Authors: Naser Sedaghati, Renji Thomas, Louis-Noel Pouchet, Radu Teodorescu, and P Sadayappan (The Ohio State University)

Abstract: Stencil computations comprise the compute-intensive core of many scientific applications. The data access pattern of stencil computations often requires several adjacent data elements of arrays to be accessed in innermost parallel loops. Although such loops are vectorized by current compilers like GCC and ICC that target short-vector SIMD instruction sets, a number of redundant loads or additional intra-register data shuffle operations are required, reducing the achievable performance. Thus, even when all arrays are cache resident, the fraction of peak performance achieved with stencil computations is considerably lower than machine peak. In this paper, we present a hardware-based solution for this problem. We propose an extension to the standard addressing mode of vector floating-point instructions in ISAs such as SSE, AVX, VMX etc. Focusing specifically on the SSE ISA, we propose an extended mode of paired-register addressing and its hardware implementation, to overcome the performance limitation of current short-vector SIMD ISA's for stencil computations. Further, we present a code generation technique that can be used by a vectorizing compiler when such instructions are implemented in the processor. Using an optimistic as well as a pessimistic emulation of the proposed instruction extension, we demonstrate the effectiveness of the proposed approach on top of SSE and AVX capable processors. We also synthesize parts of the proposed design using a 45nm CMOS library to show it would have minimal impact on processor cycle time.

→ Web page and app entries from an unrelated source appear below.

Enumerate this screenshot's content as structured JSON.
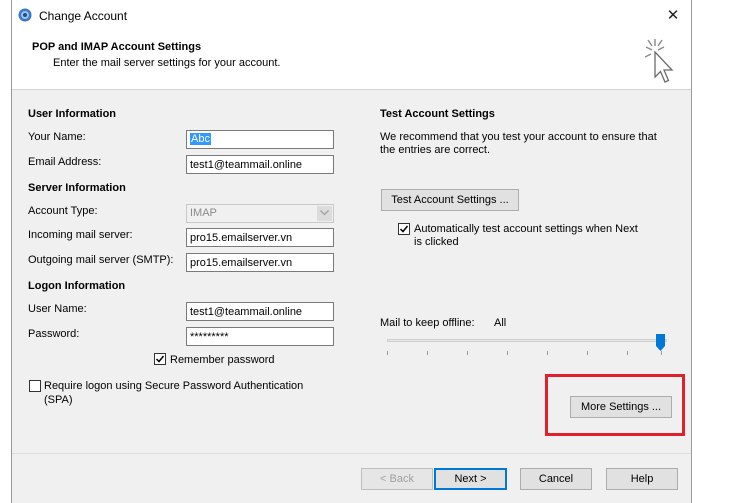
{
  "window": {
    "title": "Change Account",
    "close_glyph": "✕"
  },
  "header": {
    "title": "POP and IMAP Account Settings",
    "subtitle": "Enter the mail server settings for your account."
  },
  "user_info": {
    "section": "User Information",
    "name_label": "Your Name:",
    "name_value": "Abc",
    "email_label": "Email Address:",
    "email_value": "test1@teammail.online"
  },
  "server_info": {
    "section": "Server Information",
    "account_type_label": "Account Type:",
    "account_type_value": "IMAP",
    "incoming_label": "Incoming mail server:",
    "incoming_value": "pro15.emailserver.vn",
    "outgoing_label": "Outgoing mail server (SMTP):",
    "outgoing_value": "pro15.emailserver.vn"
  },
  "logon_info": {
    "section": "Logon Information",
    "username_label": "User Name:",
    "username_value": "test1@teammail.online",
    "password_label": "Password:",
    "password_value": "*********",
    "remember_label": "Remember password",
    "remember_checked": true,
    "spa_label_line1": "Require logon using Secure Password Authentication",
    "spa_label_line2": "(SPA)",
    "spa_checked": false
  },
  "test_settings": {
    "section": "Test Account Settings",
    "description_line1": "We recommend that you test your account to ensure that",
    "description_line2": "the entries are correct.",
    "test_button": "Test Account Settings ...",
    "auto_test_line1": "Automatically test account settings when Next",
    "auto_test_line2": "is clicked",
    "auto_test_checked": true
  },
  "offline": {
    "label": "Mail to keep offline:",
    "value": "All",
    "level_fraction": 1.0
  },
  "more_settings_button": "More Settings ...",
  "footer": {
    "back": "< Back",
    "next": "Next >",
    "cancel": "Cancel",
    "help": "Help"
  },
  "colors": {
    "highlight_border": "#e0202a",
    "accent": "#0078d7",
    "selection": "#3399ff"
  },
  "icons": {
    "app": "outlook-account-icon",
    "wizard": "cursor-sparkle-icon",
    "close": "close-icon"
  }
}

Using a Reconfigurable L1 Data Cache for Efficient Version Management in Hardware Transactional Memory

Authors: Adria Armejach and Azam Seyedi (Barcelona Supercomputing Center, Universitat Politecnica de Catalunya), Ruben Titos (Universidad de Murcia), Ibrahim Hur, Osman S. Unsal, and Adrian Cristal (Barcelona Supercomputing Center), and Mateo Valero (Barcelona Supercomputing Center, Universitat Politecnica de Catalunya)

Abstract: Transactional Memory (TM) potentially simplifies parallel programming by providing atomicity and isolation for executed transactions. One of the key mechanisms to provide such properties is version management, which defines where and how transactional updates (new values) are stored. Version management can be implemented either eagerly or lazily. In Hardware Transactional Memory (HTM) implementations, eager version management puts new values in-place and old values are kept in a software log, while lazy version management stores new values in hardware buffers keeping old values in-place. Current HTM implementations, for both eager and lazy version management schemes, suffer from performance penalties due to the inability to handle two versions of the same logical data efficiently. In this paper, we introduce a reconfigurable L1 data cache architecture that has two execution modes: a 64KB general purpose mode and a 32KB TM mode which is able to manage two versions of the same logical data. The later allows to handle simultaneously old and new transactional values within the cache when executing transactional workloads. We explain in detail the architectural design and internals of this reconfigurable data cache (RDC) as well as the supported operations that allow to efficiently solve existing version management problems. We describe how the RDC can support both eager and lazy HTM systems, and we present two RDC-HTM designs. Our evaluation shows that the Eager-RDC-HTM and Lazy-RDC-HTM systems achieve 1.36x and 1.18x speedup, respectively, over state- of-the-art proposals. We also evaluate the area and energy effects of our proposal, and we find that RDC designs are 1.92x and 1.38x more energy-delay efficient compared to baseline HTM systems, with less than 0.3% area impact on modern processors.